There's a lot of talk about a Brexit 'divorce bill' costing the UK tens of billions – we got two academics to check the facts.
Traditional Chinese medicine suggests that mulberry leaves may be useful for treating diabetes. A new clinical trial supports that suggestion.
The presidential candidate stoked anger on the right by calling French colonialism a 'crime against humanity'.
It's almost as though Europe saw Brexit coming when the Treaties of Rome were signed in 1957.
'Acoustic monitoring' can help us protect animals and their habitats.
The beleaguered new president is driving a wedge between his citizens and the media. Nixon would have been proud.
The billionaire digital tycoon has a vision for a bright future. His bright future, mainly.
When is a pack of cards truly random?
Bottling up concerns over the price of imports.

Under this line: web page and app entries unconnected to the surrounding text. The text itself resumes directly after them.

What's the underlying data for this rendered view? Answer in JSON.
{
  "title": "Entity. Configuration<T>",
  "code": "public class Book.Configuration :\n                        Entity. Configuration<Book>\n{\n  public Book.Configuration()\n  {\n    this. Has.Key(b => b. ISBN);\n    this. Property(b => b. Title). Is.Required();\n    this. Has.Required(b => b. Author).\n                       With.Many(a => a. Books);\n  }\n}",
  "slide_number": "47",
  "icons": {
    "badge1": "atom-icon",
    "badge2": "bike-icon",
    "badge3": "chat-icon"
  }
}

The alleged sexual assault of a well-known actress in Kerala has sparked outrage and exposed serious gender issues at the heart of the society.
Where we choose to go on trips abroad is easily skewed by the nature of news reports, and that can have huge impacts on destinations.
Some Olympic venues have become withered husks – but it's not all bad news.
Supreme Court upholds controversial immigration rules for families introduced in 2012. It means families will have to earn a minimum income to bring over spouses from abroad.
Another article about the politics of La La Land? This time it's personal.
Bookplates showed wealth, personality, status – and a sense of humour.
Owning a cat during pregnancy has been linked with later mental health problems in the child. But moggies may have been unfairly maligned.
But are UK universities running the risk of institutionalising public engagement?
The guidelines don't go far enough to clarify what to do in the case of refusals by children.
Norse mythology is having a moment as a leading author re-tells the tales for a new generation.
Scientists theorised, disproved, revamped and finally created a bizarre new form of matter in just five years.
We need international agreement on a set of Earth's 'vital signs' and how to measure them.
An officer is under investigation for rape, a young man is in hospital, and people want answers.
Vladimir Putin's aggressive nuclear strategy threatens to unpick decades of careful negotiation.
Like humans, some animals have evolved a highly developed sense of fairness.
The pornographic publication is getting back to basics in a battle for survival.
Apologies that demonstrate regret, promise corrective action and are delivered early, with intensity and genuine sympathy, can make amends for many things.
Until La La Land can star two actors of colour or two women in the leading roles, Hollywood will have a diversity problem.
The French group might well manage to turn around General Motors' struggling division, but plants will close, and the UK looks vulnerable.
IS has proved very adept at fending off massive conventional forces – but that doesn't mean crack private security teams would do any better.
The story of Trevor Thomas.
Warhol has become one of the most well known artists in the world, but his work still has secrets to reveal.
The Smarden incident and the arrival of Rachel Carson's Silent Spring in the UK lead people to a new view of the environment.
In the US, nurses take part in executions by lethal injection. They justify their role by saying it makes executions 'safer'.
Why do alternative histories of a Nazified world again have such commercial and cultural traction?
Beware the 'clasp and yank'.
Liverpool FC has banned the newspaper from its matches. It's a fair result.
Liverpool FC has imposed a complete ban on The Sun but it cannot prevent the tabloid newspaper from continuing to cover the club.